In order for that cycle to continue, it has been evident that those players that make it to the university, college or national team level always cycle back in to the fold. It’s pivotal for the island’s production line.
“Most successful athletes at this level were multisport athletes, you learn so much for scenarios in other sports,” said Leahy on advice for the next wave. Field hockey is technical, but it’s also very tactical and being a smart player can take you very far. Finding balance in both your athletic life and your personal life is important to being a happy person and being able to maintain a competitive lifestyle without burning out. It’s important to give back. You owe your career to the people who taught you, supported you, and believed in you. Now it’s your turn to turn around and do the same for the next generation. It doesn’t matter in what capacity, just get involved somehow, stay connected to the community and show your gratitude for everything they have given you.
Mollenhauer, also a talented multi-sport athlete, also attributes her success to work ethic and belief, advising: “As far back as I can remember when people asked me what I wanted to do in life I would tell them I want to go to the Olympics or World Cup or a multi-sport games. I would tell my younger self to keep chasing your dreams and don’t let anyone or anything hold you back…In simplest terms I remind myself to make the little girl inside of you proud, not only because I knew people looked at her and questioned her dreams and tried to convince her otherwise, but mostly because she fell in love with a game, for the fun of it, and that is why I continue to play today, for her.”
Those dreams are already coming true for the 22-year-old who by next month will have both a World Cup and a Commonwealth Games to add to her already impressive resume.
In Duncan, Goodman hails from a strong pocket of talent, honed by a deep and rich history at mid-island high schools like Cowichan Secondary, Brentwood High School and Frances Kelsey. Goodman, whose younger sister, Jenna, is already in the pipeline as part of the Junior National team and UBC Thunderbirds, also knows the pathway isn’t always as clear cut as one might hope.
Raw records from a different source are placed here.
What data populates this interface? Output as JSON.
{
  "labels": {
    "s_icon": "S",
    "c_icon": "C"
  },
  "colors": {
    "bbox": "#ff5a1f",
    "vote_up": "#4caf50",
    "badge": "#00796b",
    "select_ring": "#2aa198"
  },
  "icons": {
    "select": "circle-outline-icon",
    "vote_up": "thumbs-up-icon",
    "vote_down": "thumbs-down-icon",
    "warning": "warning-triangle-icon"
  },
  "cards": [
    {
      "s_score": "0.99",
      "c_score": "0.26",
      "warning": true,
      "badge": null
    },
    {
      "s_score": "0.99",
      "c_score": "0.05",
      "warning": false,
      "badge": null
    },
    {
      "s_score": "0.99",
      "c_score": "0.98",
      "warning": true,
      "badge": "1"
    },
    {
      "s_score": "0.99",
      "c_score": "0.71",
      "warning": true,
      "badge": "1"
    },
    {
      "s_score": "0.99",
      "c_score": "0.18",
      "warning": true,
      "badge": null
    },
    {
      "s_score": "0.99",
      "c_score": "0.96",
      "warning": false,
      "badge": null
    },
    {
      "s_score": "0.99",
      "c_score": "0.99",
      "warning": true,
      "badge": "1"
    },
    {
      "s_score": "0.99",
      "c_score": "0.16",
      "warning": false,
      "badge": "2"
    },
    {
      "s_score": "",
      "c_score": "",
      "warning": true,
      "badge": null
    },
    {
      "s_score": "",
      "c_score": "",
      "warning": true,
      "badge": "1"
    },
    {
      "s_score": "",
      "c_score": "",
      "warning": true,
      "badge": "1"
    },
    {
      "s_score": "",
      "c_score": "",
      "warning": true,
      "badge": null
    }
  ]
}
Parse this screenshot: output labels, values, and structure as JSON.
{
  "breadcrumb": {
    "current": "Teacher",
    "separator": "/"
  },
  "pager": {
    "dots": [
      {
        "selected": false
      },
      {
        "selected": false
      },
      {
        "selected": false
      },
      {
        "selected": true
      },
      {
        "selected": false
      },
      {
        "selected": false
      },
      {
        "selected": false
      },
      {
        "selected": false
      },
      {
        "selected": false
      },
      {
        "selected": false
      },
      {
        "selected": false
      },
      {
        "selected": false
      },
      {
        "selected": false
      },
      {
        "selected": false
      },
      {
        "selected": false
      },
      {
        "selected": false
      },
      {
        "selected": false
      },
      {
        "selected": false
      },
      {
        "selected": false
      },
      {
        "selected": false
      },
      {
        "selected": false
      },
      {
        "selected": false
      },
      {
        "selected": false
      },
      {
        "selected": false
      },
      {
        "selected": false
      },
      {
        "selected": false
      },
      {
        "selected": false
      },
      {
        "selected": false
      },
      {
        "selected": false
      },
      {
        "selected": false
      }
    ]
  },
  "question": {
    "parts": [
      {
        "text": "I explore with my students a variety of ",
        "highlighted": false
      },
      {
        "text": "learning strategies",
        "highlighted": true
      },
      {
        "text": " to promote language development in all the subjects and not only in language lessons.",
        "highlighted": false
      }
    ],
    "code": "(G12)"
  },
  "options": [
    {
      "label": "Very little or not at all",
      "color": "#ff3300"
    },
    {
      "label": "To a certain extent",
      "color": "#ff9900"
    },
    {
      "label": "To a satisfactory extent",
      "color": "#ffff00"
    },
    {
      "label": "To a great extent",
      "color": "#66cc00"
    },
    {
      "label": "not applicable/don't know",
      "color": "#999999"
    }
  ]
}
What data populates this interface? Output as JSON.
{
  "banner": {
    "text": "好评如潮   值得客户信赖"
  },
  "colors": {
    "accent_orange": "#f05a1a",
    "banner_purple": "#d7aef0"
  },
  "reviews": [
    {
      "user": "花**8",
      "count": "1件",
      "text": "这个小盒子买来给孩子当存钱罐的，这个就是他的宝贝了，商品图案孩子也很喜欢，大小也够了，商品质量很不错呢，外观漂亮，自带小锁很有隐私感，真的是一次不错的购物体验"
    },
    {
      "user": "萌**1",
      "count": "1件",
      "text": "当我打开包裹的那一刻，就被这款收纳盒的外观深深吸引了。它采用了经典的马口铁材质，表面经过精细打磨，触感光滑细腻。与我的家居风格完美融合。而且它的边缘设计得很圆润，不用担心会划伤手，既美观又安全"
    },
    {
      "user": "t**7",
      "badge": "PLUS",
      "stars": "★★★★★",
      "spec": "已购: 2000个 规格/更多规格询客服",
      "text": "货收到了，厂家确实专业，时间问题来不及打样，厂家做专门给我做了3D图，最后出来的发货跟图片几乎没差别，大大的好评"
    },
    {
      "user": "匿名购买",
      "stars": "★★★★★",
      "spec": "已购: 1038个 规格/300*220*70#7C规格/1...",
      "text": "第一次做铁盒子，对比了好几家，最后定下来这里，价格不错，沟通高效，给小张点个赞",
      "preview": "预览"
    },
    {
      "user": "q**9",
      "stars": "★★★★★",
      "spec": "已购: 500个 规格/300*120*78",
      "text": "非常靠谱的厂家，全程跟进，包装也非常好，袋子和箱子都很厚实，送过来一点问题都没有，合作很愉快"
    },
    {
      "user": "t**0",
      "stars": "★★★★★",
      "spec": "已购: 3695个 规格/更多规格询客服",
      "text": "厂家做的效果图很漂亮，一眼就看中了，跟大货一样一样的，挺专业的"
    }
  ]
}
“I would just remind young athletes that everyone develops at their own pace,” heeded Goodman. “Have patience with yourself and continue to put in the hard work because it will pay off. As cliche as it is, try and stay present, enjoy every moment, and fully immerse yourself into every opportunity you have to get better.”
There’s no shortage of patience as Canada’s 28-year payoff to be at a World Cup is finally here. Despite pool-play losses to Spain (4-1) and Korea (3-2) already in the bag, Canada has a lot to say about how they got to the World Cup stage. Canada’s next match up is against the powerhouse Argentina Leonas, who recently were crowned the 2022 FIH Pro League champions, but if there’s one thing Canada can be counted on, it’s getting up for a game against their Pan American foes.
Hockey on the island continues to grow as former Vancouver Island products Andi Shannon and Giles Wheatley head fabulous youth programs in Port Alberni, while hockey in the Comox Valley and Nanaimo still take shape in the form of Master’s women’s teams. The strength of Duncan and Victoria hockey continues be the lifeline for island hockey and, as it seems, also for Team Canada.
Cheer on island players Leahy, Secco, de Armond, Goodman and Mollenhauer as they play Argentina in their final pool-play game of the World Cup on Thursday, July 7 at 9:00 am Pacific / 12:00 pm Eastern on watch.hockey (app or website).